Directions:
Restate word for word the lines beginning with the one that contains "Parse this screenshot: output" and ending at the bottom of the records below, both included.

==== Data supplied

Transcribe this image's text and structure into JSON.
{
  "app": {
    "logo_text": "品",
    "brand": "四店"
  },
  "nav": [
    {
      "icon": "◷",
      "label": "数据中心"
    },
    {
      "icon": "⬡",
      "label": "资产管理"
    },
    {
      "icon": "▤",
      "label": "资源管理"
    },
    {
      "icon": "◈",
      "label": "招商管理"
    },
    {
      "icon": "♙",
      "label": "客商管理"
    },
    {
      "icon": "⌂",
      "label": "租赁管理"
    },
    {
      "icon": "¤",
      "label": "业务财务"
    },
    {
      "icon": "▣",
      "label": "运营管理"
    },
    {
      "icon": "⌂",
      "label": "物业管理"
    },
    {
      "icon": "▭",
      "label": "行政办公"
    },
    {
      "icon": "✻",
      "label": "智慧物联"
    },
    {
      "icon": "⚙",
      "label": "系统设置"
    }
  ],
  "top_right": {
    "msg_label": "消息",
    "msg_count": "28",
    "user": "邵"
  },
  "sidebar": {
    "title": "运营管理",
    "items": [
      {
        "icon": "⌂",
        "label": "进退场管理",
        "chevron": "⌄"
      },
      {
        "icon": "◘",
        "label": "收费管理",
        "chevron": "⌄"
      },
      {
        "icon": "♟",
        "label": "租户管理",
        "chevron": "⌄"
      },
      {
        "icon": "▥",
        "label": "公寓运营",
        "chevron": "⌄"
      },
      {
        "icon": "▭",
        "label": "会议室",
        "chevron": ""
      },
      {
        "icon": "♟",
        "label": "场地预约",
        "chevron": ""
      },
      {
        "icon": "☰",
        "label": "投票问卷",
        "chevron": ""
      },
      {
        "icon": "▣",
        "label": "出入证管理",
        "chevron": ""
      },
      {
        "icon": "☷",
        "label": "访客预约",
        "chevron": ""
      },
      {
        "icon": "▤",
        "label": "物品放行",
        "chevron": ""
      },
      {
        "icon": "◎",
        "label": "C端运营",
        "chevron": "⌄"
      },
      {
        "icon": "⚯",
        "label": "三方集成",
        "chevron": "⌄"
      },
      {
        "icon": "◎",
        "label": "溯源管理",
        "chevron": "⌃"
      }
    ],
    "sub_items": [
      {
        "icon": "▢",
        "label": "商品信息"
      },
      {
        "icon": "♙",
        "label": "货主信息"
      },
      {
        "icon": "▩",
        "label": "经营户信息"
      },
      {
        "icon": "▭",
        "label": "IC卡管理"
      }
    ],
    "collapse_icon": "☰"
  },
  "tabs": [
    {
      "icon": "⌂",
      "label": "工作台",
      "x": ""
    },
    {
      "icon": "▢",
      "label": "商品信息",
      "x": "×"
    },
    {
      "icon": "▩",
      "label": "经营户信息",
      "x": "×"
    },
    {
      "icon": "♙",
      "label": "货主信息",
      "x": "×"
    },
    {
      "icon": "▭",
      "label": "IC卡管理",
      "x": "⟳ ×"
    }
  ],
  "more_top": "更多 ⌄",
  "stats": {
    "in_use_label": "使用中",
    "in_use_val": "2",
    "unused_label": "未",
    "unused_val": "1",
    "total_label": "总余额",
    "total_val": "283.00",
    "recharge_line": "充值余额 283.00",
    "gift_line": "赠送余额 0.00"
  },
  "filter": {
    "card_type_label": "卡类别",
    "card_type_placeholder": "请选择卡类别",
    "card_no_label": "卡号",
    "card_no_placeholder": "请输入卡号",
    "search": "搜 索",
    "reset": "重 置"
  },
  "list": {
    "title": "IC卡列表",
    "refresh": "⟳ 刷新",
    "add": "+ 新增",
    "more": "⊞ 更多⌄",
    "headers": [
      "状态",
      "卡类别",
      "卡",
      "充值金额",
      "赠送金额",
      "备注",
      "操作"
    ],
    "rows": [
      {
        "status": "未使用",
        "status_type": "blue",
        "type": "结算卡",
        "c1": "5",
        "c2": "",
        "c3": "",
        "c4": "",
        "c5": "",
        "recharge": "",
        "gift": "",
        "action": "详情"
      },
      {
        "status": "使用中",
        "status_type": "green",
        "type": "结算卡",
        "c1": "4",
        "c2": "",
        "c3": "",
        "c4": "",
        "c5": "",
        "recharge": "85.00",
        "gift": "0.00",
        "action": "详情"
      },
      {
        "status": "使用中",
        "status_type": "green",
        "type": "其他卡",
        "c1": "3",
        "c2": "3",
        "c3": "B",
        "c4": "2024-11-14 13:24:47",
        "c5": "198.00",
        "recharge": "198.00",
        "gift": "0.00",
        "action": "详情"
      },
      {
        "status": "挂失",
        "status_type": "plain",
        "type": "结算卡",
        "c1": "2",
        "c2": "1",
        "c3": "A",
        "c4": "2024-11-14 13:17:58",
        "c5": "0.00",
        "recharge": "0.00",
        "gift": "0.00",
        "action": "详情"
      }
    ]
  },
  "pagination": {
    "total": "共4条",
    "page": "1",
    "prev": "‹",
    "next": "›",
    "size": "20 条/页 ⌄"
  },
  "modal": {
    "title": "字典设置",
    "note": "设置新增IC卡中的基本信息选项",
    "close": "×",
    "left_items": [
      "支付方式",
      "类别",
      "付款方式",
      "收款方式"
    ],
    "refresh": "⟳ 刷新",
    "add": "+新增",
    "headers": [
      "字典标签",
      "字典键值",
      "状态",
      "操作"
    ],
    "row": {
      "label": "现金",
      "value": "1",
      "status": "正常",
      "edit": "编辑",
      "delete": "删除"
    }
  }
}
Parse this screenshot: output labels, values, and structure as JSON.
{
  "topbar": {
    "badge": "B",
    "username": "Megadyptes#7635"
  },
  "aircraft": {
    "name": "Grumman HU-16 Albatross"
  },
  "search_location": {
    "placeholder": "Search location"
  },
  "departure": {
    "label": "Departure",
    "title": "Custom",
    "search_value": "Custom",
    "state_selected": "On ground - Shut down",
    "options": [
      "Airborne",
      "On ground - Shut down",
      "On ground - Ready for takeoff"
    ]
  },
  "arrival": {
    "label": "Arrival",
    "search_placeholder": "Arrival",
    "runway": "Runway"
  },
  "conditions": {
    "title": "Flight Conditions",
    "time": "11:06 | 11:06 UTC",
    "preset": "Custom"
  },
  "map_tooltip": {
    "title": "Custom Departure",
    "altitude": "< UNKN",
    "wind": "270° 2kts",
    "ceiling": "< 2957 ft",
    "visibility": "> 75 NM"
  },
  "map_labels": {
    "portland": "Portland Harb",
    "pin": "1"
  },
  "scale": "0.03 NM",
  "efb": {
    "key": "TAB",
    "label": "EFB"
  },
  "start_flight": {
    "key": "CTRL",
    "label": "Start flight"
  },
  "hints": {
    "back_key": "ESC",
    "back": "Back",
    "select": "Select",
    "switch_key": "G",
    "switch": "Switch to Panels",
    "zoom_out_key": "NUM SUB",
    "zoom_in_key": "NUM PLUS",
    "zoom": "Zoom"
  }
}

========

Your solution:
Parse this screenshot: output labels, values, and structure as JSON.
{
  "topbar": {
    "badge": "B",
    "username": "Megadyptes#7635"
  },
  "aircraft": {
    "name": "Grumman HU-16 Albatross"
  },
  "search_location": {
    "placeholder": "Search location"
  },
  "departure": {
    "label": "Departure",
    "title": "Custom",
    "search_value": "Custom",
    "state_selected": "On ground - Shut down",
    "options": [
      "Airborne",
      "On ground - Shut down",
      "On ground - Ready for takeoff"
    ]
  },
  "arrival": {
    "label": "Arrival",
    "search_placeholder": "Arrival",
    "runway": "Runway"
  },
  "conditions": {
    "title": "Flight Conditions",
    "time": "11:06 | 11:06 UTC",
    "preset": "Custom"
  },
  "map_tooltip": {
    "title": "Custom Departure",
    "altitude": "< UNKN",
    "wind": "270° 2kts",
    "ceiling": "< 2957 ft",
    "visibility": "> 75 NM"
  },
  "map_labels": {
    "portland": "Portland Harb",
    "pin": "1"
  },
  "scale": "0.03 NM",
  "efb": {
    "key": "TAB",
    "label": "EFB"
  },
  "start_flight": {
    "key": "CTRL",
    "label": "Start flight"
  },
  "hints": {
    "back_key": "ESC",
    "back": "Back",
    "select": "Select",
    "switch_key": "G",
    "switch": "Switch to Panels",
    "zoom_out_key": "NUM SUB",
    "zoom_in_key": "NUM PLUS",
    "zoom": "Zoom"
  }
}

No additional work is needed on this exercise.